----- Dataset excerpts

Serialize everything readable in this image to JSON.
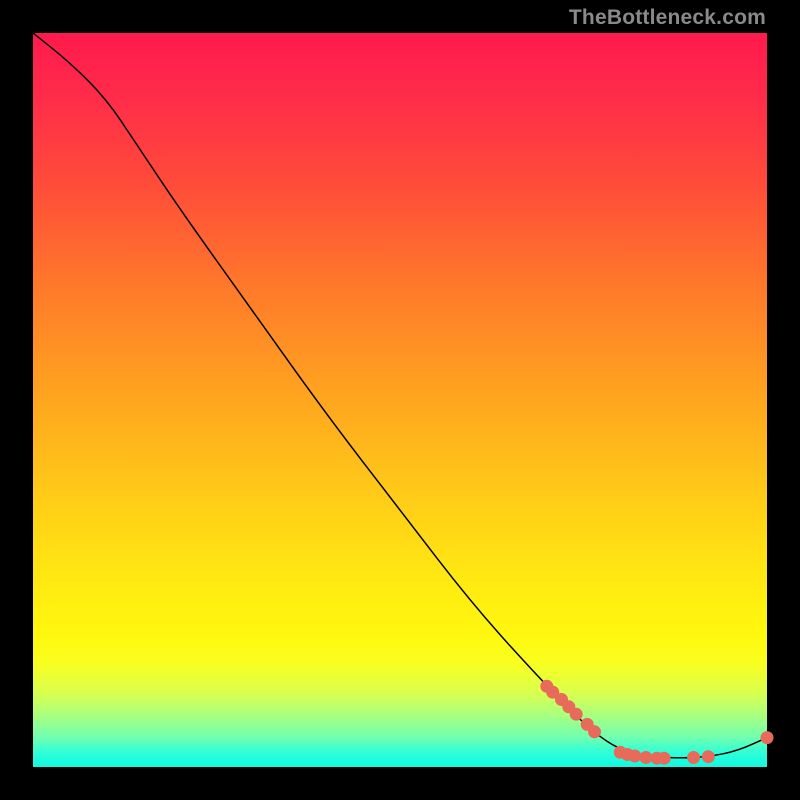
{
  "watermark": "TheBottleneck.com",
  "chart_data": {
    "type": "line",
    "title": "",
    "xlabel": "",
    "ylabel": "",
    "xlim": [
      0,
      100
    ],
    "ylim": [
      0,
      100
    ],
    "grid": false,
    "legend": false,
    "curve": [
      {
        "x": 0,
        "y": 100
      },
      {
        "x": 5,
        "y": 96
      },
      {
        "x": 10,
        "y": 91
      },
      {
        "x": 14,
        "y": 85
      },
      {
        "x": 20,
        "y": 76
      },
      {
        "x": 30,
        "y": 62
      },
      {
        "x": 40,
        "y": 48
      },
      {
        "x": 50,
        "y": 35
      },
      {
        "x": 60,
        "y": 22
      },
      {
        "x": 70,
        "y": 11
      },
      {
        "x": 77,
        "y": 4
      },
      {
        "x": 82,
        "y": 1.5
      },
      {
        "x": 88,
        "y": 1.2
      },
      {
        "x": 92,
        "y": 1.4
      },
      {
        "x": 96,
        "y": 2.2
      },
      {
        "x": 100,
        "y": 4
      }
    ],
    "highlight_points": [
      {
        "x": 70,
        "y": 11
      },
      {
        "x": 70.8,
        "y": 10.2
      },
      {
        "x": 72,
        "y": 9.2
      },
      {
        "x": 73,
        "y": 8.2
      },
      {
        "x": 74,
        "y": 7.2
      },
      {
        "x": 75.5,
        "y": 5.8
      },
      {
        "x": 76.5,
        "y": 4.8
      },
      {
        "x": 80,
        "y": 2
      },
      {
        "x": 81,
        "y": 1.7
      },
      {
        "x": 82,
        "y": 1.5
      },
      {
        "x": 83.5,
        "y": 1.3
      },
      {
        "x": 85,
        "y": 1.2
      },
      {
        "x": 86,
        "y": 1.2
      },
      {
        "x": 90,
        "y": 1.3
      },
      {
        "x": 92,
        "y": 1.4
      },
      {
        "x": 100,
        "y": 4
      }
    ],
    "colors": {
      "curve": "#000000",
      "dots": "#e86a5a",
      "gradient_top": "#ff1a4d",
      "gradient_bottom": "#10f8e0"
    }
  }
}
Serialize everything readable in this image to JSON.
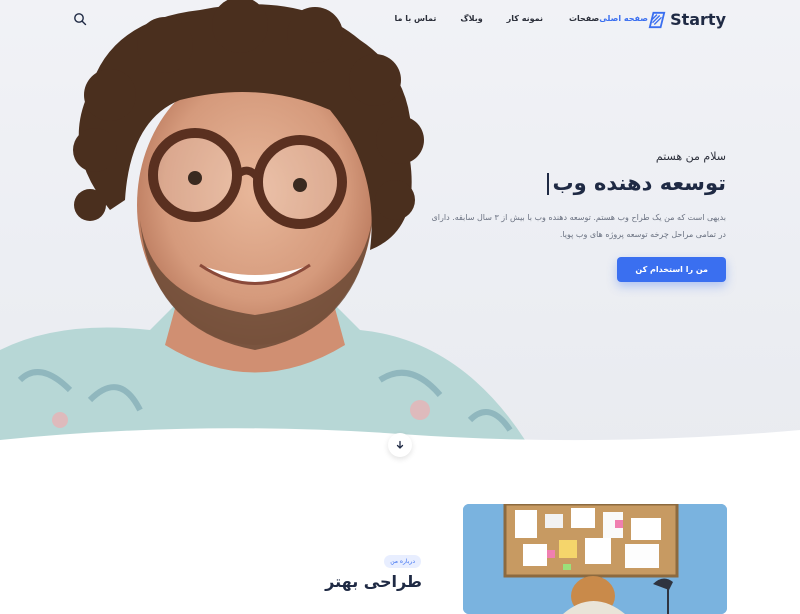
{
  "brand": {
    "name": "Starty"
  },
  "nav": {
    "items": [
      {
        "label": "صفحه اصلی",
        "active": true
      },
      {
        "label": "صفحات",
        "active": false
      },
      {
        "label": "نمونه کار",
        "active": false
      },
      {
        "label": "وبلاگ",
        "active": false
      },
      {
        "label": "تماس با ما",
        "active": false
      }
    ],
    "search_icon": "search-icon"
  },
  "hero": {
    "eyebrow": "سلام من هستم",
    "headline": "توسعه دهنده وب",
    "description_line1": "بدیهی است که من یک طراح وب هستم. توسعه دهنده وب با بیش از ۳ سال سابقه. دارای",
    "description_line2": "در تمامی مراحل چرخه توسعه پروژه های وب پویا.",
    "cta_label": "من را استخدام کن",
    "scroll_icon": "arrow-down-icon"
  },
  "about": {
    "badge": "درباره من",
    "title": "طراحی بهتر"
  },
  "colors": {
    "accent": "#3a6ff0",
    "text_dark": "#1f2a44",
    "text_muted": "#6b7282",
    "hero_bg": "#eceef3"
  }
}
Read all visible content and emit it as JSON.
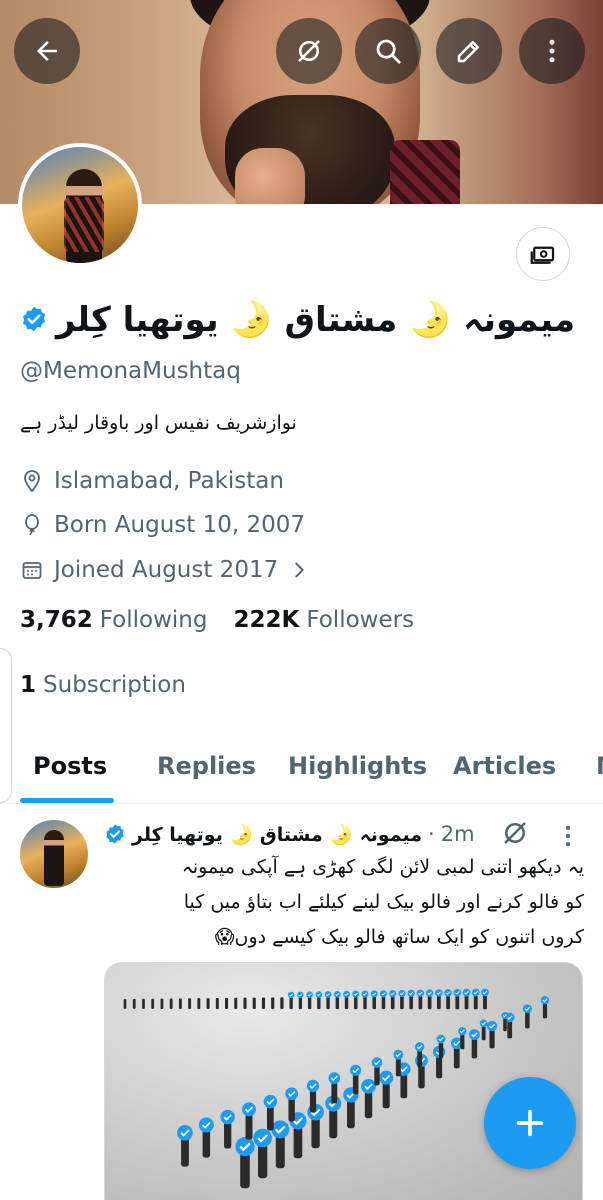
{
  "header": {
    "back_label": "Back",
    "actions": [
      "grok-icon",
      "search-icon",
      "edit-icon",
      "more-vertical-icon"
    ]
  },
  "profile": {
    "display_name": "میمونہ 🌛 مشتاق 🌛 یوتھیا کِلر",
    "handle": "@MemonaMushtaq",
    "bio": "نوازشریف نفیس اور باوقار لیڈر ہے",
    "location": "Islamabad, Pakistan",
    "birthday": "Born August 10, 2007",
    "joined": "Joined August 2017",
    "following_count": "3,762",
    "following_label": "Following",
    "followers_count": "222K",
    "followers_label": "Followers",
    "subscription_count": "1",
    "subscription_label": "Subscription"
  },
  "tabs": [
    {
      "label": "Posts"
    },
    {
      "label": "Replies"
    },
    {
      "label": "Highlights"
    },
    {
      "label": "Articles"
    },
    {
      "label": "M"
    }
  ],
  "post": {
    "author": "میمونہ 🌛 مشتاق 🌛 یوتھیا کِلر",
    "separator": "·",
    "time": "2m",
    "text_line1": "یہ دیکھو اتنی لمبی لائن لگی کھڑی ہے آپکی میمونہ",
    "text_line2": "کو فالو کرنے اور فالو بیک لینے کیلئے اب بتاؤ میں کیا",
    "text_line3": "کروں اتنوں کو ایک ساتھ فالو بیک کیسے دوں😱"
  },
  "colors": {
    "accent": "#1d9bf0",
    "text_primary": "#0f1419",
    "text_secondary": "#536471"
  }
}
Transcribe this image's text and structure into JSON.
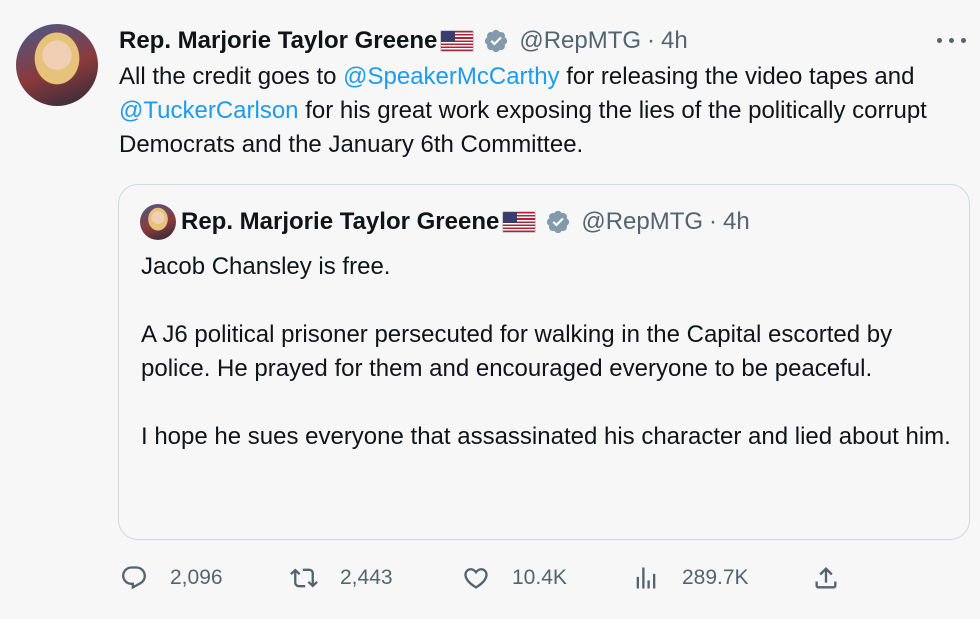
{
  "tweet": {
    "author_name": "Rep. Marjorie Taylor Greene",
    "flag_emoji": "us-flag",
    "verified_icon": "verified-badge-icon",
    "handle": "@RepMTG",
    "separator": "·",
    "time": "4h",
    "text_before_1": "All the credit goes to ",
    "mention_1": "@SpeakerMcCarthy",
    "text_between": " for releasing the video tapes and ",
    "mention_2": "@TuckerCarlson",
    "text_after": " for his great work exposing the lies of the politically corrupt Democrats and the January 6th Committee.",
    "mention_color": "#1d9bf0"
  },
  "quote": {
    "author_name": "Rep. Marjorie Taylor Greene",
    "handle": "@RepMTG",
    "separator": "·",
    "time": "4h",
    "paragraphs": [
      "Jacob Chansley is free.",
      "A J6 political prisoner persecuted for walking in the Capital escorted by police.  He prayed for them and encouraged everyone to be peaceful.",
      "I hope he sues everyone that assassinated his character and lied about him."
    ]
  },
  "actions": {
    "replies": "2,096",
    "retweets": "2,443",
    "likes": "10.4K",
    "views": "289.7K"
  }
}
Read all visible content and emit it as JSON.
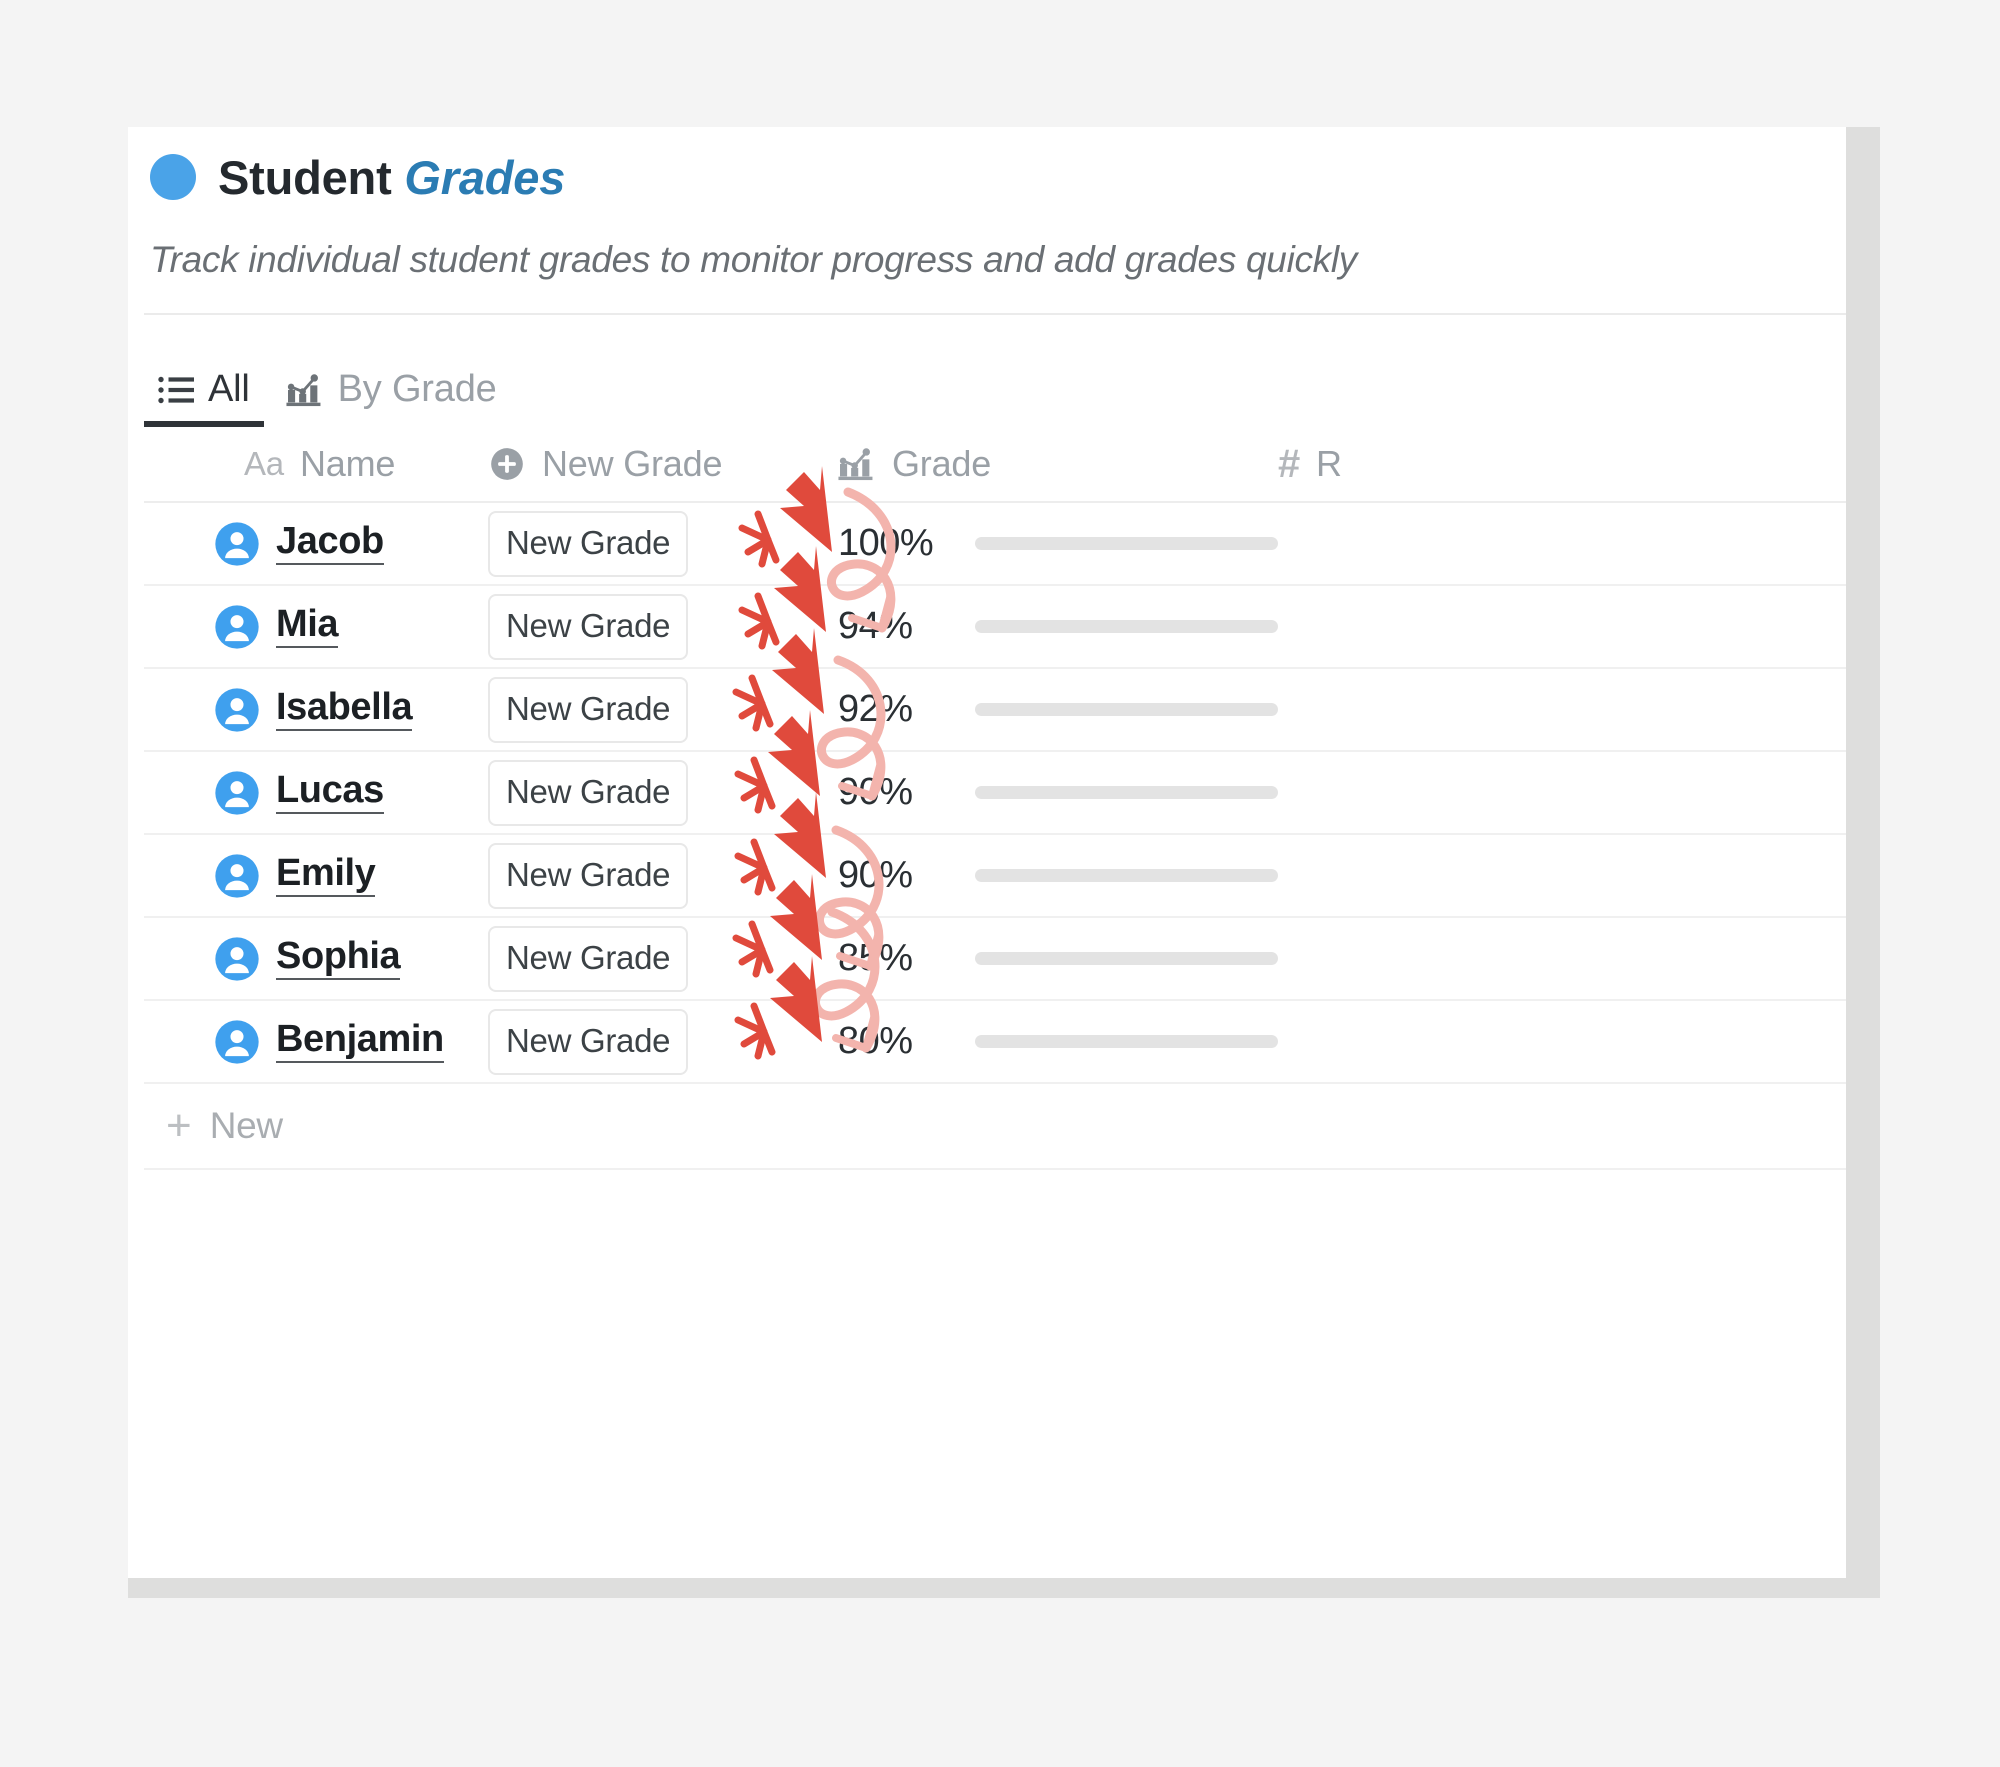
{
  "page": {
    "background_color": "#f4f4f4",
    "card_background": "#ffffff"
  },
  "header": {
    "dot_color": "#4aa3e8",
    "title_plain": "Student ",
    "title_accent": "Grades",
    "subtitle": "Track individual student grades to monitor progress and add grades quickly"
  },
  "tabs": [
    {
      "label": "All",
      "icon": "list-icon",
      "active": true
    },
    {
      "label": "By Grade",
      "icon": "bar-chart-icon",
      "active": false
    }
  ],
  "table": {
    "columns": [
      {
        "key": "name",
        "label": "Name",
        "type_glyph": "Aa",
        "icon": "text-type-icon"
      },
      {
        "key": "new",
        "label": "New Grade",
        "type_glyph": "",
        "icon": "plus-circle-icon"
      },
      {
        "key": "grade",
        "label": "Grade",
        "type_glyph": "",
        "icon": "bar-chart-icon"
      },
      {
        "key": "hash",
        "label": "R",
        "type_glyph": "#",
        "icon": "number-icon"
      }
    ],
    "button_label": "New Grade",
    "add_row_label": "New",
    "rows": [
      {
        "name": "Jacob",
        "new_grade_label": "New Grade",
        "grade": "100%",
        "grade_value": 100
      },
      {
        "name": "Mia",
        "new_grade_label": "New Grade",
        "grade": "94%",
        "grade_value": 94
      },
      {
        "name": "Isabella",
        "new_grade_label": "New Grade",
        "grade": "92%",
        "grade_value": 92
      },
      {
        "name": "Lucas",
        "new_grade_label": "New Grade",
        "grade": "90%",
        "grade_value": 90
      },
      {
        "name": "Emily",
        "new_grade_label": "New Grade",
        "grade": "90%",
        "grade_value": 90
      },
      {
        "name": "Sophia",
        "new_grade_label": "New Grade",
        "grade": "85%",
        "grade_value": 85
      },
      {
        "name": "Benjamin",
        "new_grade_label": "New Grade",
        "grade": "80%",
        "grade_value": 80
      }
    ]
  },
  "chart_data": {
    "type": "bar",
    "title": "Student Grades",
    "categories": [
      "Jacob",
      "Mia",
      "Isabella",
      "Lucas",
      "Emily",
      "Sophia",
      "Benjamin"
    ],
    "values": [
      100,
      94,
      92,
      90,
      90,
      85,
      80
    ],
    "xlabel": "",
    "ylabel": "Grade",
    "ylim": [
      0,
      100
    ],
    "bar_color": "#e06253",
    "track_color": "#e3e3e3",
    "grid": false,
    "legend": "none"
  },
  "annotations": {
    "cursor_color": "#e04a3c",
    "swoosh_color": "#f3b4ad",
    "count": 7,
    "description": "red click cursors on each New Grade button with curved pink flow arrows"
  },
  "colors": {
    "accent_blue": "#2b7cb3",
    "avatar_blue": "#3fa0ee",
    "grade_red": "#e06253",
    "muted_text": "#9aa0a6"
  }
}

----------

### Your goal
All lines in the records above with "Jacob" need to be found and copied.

### Output of the exercise
      "Jacob Chansley is free.",
        "name": "Jacob",
      "Jacob",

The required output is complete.